Advancing gender equality is not just good for women, it’s good for all Canadians. When Canadian women can count on equal pay for work of equal value, our economy grows stronger and communities thrive, Hon. Patty Hajdu, Minister of Employment, Workforce Development and Labour, explained to students at the Rotman School of Management on Wednesday afternoon.
"Pay equity is about having that important, critical conversation about the valuation of women’s work,” Hajdu added.
The minister elaborated on the point by discussing the example of care work — an industry dominated by women — and how proper assessment of its significance and compensating workers appropriately could go a long way in closing the gender wage gap.
Hajdu was joined by Professor Sarah Kaplan, director of the Institute for Gender and the Economy (GATE) at Rotman, for this fireside chat-style event.
A variety of U of T students — many of them enrolled in management, women’s studies and labour relations programs — were in attendance, eager to ask questions about the challenges and initiatives currently underway, related to tackling pay equity in Canada.
In Canada in 2017, for every dollar a man earned, a woman earned around 88.5 cents on the dollar, as measured in hourly wages for full-time workers, according to statistics released by the Government of Canada.

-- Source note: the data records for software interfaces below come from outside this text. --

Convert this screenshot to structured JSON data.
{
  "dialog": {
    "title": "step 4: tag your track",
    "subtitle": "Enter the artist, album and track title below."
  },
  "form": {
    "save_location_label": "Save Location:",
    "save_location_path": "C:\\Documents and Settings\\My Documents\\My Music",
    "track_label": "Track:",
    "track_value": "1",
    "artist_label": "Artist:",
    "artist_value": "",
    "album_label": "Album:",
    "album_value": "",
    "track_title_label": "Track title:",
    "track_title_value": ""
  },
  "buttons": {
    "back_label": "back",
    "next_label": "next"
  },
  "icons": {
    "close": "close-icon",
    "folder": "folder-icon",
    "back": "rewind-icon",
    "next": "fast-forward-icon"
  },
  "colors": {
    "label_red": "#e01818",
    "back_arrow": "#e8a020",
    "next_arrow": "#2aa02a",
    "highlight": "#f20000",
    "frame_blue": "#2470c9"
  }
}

Responding to this gender wage gap, the federal government introduced a new Pay Equity Act in their latest budget bill earlier this week. The new legislation requires federally regulated workplaces to examine their compensation practices and ensure that women and men receive equal pay for work of equal value.
In many ways, it’s quite fitting that a follow-up discussion with students on this new act was held at the Rotman School. Kaplan — who moderated the question and answer period for the event — and her colleagues at GATE are leading new research in this space.
Notably, GATE’s Faculty Research Fellow, Professor Dionne Pohler, is currently examining the direct and indirect causes of the gender wage gap. In addition to participating in numerous media interviews, Kaplan recently authored an explanatory piece for the September 2018 issue of U of T Magazine. In April, she was invited by the Legislative Assembly of Ontario to address the Standing Committee on Social Policy about the Pay Transparency Act and the sources of the gender wage gap.
In their work, Kaplan and her colleagues are quick to emphasize that achieving pay equity in Canada will require multiple interventions.
Though many imagine that this inequity comes from organizations intentionally — and illegally — paying women less than men for the same job, the research shows that this isn’t the primary cause for the pay gap, says Kaplan.
Instead, the gender wage gap typically emerges around the time women have their first child.
“When women are still expected to be the primary caregivers at home, and when childcare is expensive or hard to access, women often find they have to shift to more flexible jobs or part-time work,” she says. This job segregation is a primary driver of the gender wage gap.
“We’re in need of a real cultural shift, both in families and in organizations, in addition to improved legislation,” says Kaplan.
“The proposed legislation is a step forward, but to make it more effective, it will need to be coupled with policies that favor sharing of parental leave, more support for childcare, and new ways of working in organizations.”
Photos by Victoria Heath, Institute for Gender and the Economy